» **Work item**:
The records follow. Filter them to the lines that hold "一站式家装服务管理系统".
>>>>>
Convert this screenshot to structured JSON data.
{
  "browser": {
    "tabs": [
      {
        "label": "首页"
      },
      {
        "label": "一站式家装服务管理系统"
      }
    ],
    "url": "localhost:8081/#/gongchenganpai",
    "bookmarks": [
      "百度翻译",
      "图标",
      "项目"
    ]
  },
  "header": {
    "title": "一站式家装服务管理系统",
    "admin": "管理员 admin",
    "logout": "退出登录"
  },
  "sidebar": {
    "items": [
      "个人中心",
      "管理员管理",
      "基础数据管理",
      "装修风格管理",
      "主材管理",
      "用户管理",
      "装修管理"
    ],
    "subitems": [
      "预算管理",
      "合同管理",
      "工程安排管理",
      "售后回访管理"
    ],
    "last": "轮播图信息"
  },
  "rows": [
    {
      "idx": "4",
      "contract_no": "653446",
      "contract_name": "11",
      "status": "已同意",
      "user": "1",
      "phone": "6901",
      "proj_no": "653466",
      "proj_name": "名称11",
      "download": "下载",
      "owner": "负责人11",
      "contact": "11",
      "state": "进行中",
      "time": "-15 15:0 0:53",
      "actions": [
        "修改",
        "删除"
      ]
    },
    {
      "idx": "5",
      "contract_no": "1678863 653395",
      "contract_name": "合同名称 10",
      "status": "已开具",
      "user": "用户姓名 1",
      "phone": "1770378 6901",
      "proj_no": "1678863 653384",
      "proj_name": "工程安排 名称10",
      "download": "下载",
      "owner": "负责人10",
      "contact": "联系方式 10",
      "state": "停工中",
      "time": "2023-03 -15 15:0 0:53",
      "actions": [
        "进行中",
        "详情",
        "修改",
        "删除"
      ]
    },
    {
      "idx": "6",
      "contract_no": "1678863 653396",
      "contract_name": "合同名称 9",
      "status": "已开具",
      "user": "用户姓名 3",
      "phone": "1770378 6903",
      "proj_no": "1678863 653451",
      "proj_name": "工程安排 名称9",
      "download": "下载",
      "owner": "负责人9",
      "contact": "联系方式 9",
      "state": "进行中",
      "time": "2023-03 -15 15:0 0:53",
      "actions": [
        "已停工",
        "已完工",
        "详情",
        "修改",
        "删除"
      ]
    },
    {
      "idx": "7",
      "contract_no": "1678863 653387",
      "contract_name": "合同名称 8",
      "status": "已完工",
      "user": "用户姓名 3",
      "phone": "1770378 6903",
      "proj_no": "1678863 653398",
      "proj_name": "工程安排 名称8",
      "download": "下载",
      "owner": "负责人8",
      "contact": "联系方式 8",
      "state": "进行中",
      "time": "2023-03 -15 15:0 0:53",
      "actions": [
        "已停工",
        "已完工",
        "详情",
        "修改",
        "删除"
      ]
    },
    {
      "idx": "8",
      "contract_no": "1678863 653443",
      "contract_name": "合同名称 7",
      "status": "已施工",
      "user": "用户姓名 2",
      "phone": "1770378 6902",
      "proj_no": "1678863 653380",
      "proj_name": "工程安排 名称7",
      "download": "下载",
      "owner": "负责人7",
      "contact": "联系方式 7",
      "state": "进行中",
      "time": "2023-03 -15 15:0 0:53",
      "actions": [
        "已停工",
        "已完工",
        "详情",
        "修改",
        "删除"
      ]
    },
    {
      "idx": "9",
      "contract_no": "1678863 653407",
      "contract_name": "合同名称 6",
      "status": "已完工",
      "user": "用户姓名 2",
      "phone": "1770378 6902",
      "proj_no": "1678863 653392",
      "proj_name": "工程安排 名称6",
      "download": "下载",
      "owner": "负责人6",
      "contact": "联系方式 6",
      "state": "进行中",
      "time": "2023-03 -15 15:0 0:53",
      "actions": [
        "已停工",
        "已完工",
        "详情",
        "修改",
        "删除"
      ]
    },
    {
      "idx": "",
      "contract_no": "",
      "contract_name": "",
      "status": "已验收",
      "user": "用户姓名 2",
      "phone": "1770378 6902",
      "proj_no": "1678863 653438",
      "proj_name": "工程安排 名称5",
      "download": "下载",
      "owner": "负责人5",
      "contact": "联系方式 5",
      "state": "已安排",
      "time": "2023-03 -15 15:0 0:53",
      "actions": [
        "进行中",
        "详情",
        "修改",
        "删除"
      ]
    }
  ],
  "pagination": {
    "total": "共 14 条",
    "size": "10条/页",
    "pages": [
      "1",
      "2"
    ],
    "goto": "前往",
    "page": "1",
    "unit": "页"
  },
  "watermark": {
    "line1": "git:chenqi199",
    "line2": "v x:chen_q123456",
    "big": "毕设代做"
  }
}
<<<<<
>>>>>
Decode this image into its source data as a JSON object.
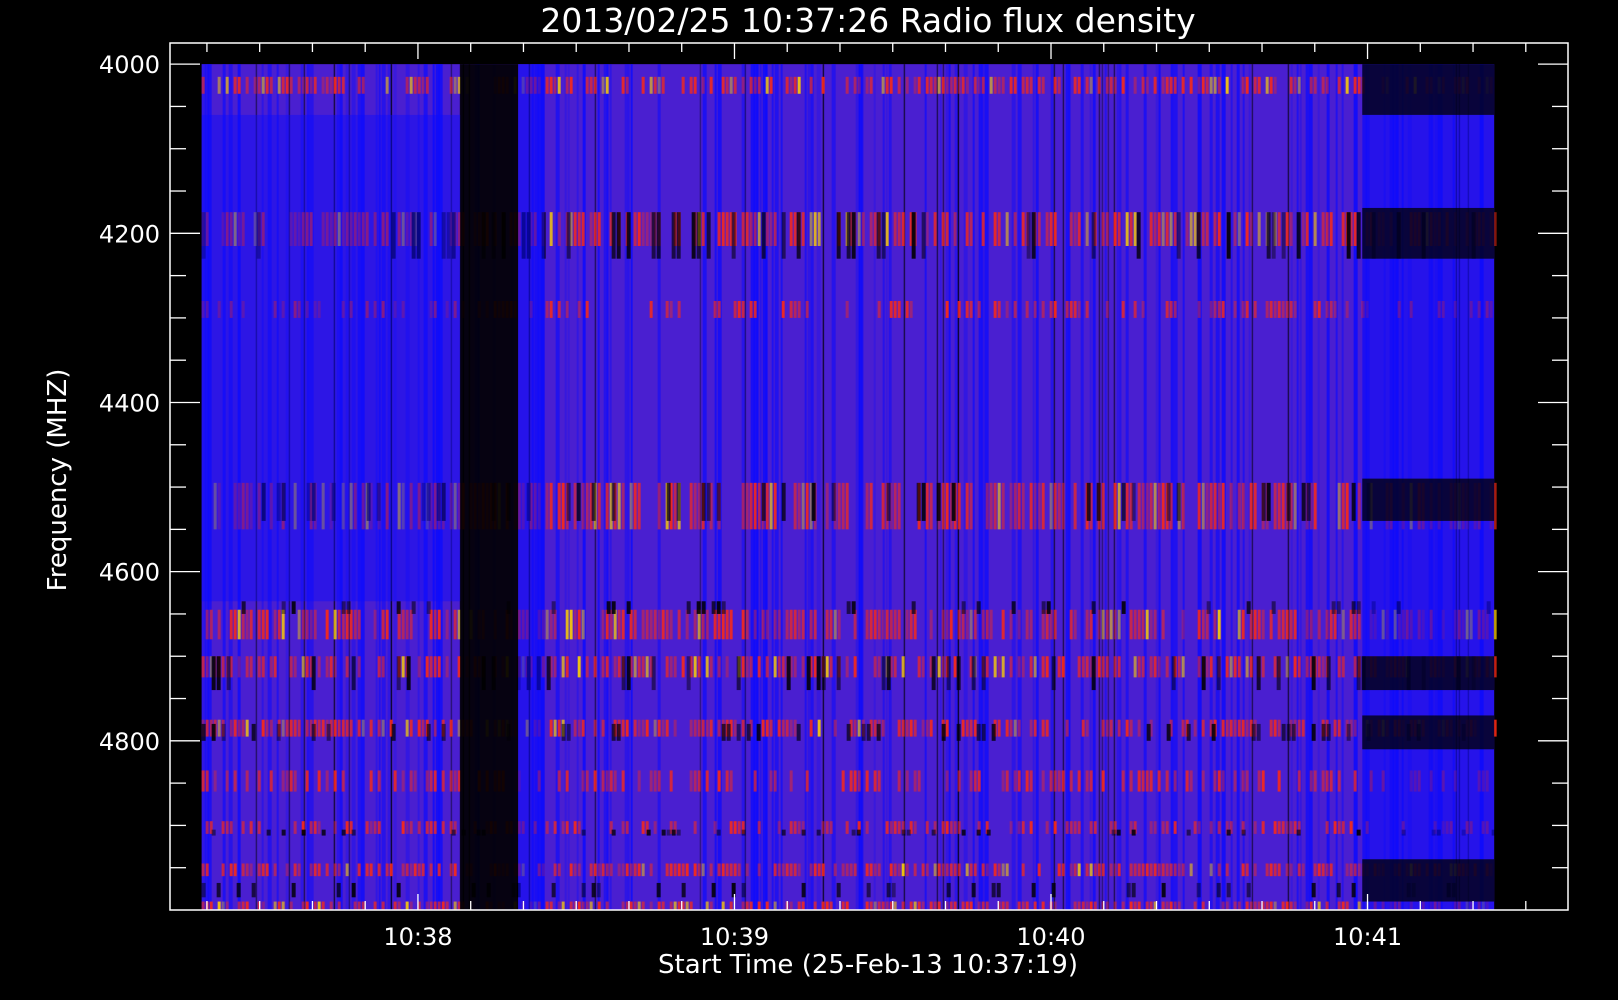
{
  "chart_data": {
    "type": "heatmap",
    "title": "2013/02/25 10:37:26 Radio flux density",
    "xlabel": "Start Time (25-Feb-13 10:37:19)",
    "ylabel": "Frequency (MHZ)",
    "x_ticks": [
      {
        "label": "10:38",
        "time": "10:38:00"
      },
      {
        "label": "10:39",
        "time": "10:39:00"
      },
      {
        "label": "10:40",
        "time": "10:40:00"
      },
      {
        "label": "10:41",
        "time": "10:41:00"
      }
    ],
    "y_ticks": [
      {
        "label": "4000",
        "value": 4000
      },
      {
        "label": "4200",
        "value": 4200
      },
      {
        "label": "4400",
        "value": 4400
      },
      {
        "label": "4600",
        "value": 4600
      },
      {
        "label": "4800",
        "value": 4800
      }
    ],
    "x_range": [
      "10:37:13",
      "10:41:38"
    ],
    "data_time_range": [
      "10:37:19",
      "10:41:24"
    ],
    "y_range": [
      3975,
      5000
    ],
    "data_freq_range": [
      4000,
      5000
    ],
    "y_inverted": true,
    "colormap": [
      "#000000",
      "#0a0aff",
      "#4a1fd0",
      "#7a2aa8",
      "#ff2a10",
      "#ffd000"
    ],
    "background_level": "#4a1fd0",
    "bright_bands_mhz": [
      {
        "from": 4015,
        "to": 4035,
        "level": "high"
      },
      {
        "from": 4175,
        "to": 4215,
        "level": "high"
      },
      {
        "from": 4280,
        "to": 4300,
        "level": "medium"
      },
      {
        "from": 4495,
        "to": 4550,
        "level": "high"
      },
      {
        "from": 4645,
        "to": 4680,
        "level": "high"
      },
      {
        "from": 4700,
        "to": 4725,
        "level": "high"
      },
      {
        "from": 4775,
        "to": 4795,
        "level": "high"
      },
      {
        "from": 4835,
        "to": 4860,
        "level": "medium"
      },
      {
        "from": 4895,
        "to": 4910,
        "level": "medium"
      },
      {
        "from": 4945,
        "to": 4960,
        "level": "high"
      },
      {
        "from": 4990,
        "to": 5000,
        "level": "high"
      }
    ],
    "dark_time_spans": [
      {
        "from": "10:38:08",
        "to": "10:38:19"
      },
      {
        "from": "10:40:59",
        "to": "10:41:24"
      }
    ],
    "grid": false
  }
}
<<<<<
» **Solution below**:
        "label": "一站式家装服务管理系统"
    "title": "一站式家装服务管理系统",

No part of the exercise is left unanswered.